- Work item
Give the number of lines in the material below where the word "value" shows up, without anything else.

• • • • • • •

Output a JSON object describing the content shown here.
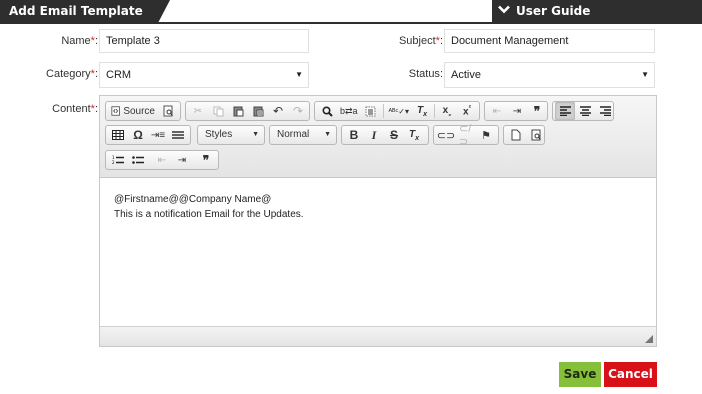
{
  "header": {
    "title": "Add Email Template",
    "user_guide": "User Guide"
  },
  "form": {
    "name": {
      "label": "Name",
      "required": "*",
      "colon": ":",
      "value": "Template 3"
    },
    "subject": {
      "label": "Subject",
      "required": "*",
      "colon": ":",
      "value": "Document Management"
    },
    "category": {
      "label": "Category",
      "required": "*",
      "colon": ":",
      "value": "CRM"
    },
    "status": {
      "label": "Status",
      "colon": ":",
      "value": "Active"
    },
    "content": {
      "label": "Content",
      "required": "*",
      "colon": ":"
    }
  },
  "editor": {
    "source_label": "Source",
    "styles_label": "Styles",
    "format_label": "Normal",
    "bold": "B",
    "italic": "I",
    "strike": "S",
    "omega": "Ω",
    "quote": "❞",
    "body_lines": [
      "@Firstname@@Company Name@",
      "This is a notification Email for the Updates."
    ]
  },
  "actions": {
    "save": "Save",
    "cancel": "Cancel"
  },
  "colors": {
    "header_bg": "#2e2e2e",
    "required": "#d9232d",
    "save_bg": "#86bf3a",
    "cancel_bg": "#d81018"
  }
}
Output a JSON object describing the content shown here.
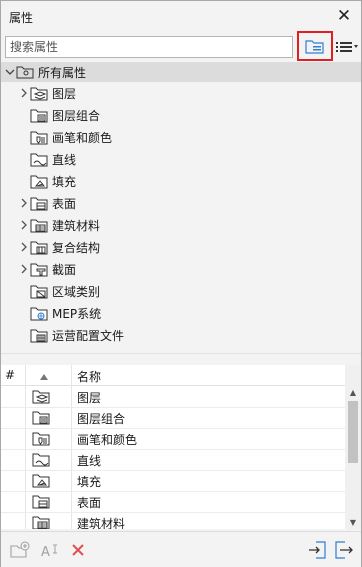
{
  "window": {
    "title": "属性"
  },
  "search": {
    "placeholder": "搜索属性",
    "value": ""
  },
  "tree": {
    "root": {
      "label": "所有属性",
      "icon": "all-attributes-folder-icon"
    },
    "items": [
      {
        "label": "图层",
        "expandable": true,
        "icon": "layers-icon"
      },
      {
        "label": "图层组合",
        "expandable": false,
        "icon": "layer-combination-icon"
      },
      {
        "label": "画笔和颜色",
        "expandable": false,
        "icon": "pen-color-icon"
      },
      {
        "label": "直线",
        "expandable": false,
        "icon": "line-type-icon"
      },
      {
        "label": "填充",
        "expandable": false,
        "icon": "fill-icon"
      },
      {
        "label": "表面",
        "expandable": true,
        "icon": "surface-icon"
      },
      {
        "label": "建筑材料",
        "expandable": true,
        "icon": "building-material-icon"
      },
      {
        "label": "复合结构",
        "expandable": true,
        "icon": "composite-structure-icon"
      },
      {
        "label": "截面",
        "expandable": true,
        "icon": "profile-icon"
      },
      {
        "label": "区域类别",
        "expandable": false,
        "icon": "zone-category-icon"
      },
      {
        "label": "MEP系统",
        "expandable": false,
        "icon": "mep-system-icon"
      },
      {
        "label": "运营配置文件",
        "expandable": false,
        "icon": "operation-profile-icon"
      }
    ]
  },
  "table": {
    "columns": {
      "index": "#",
      "name": "名称"
    },
    "rows": [
      {
        "name": "图层",
        "icon": "layers-icon"
      },
      {
        "name": "图层组合",
        "icon": "layer-combination-icon"
      },
      {
        "name": "画笔和颜色",
        "icon": "pen-color-icon"
      },
      {
        "name": "直线",
        "icon": "line-type-icon"
      },
      {
        "name": "填充",
        "icon": "fill-icon"
      },
      {
        "name": "表面",
        "icon": "surface-icon"
      },
      {
        "name": "建筑材料",
        "icon": "building-material-icon"
      }
    ]
  },
  "colors": {
    "highlight_border": "#e02020",
    "accent_blue": "#2f7fd0",
    "delete_red": "#e05050"
  }
}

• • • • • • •

- Finished exercise
5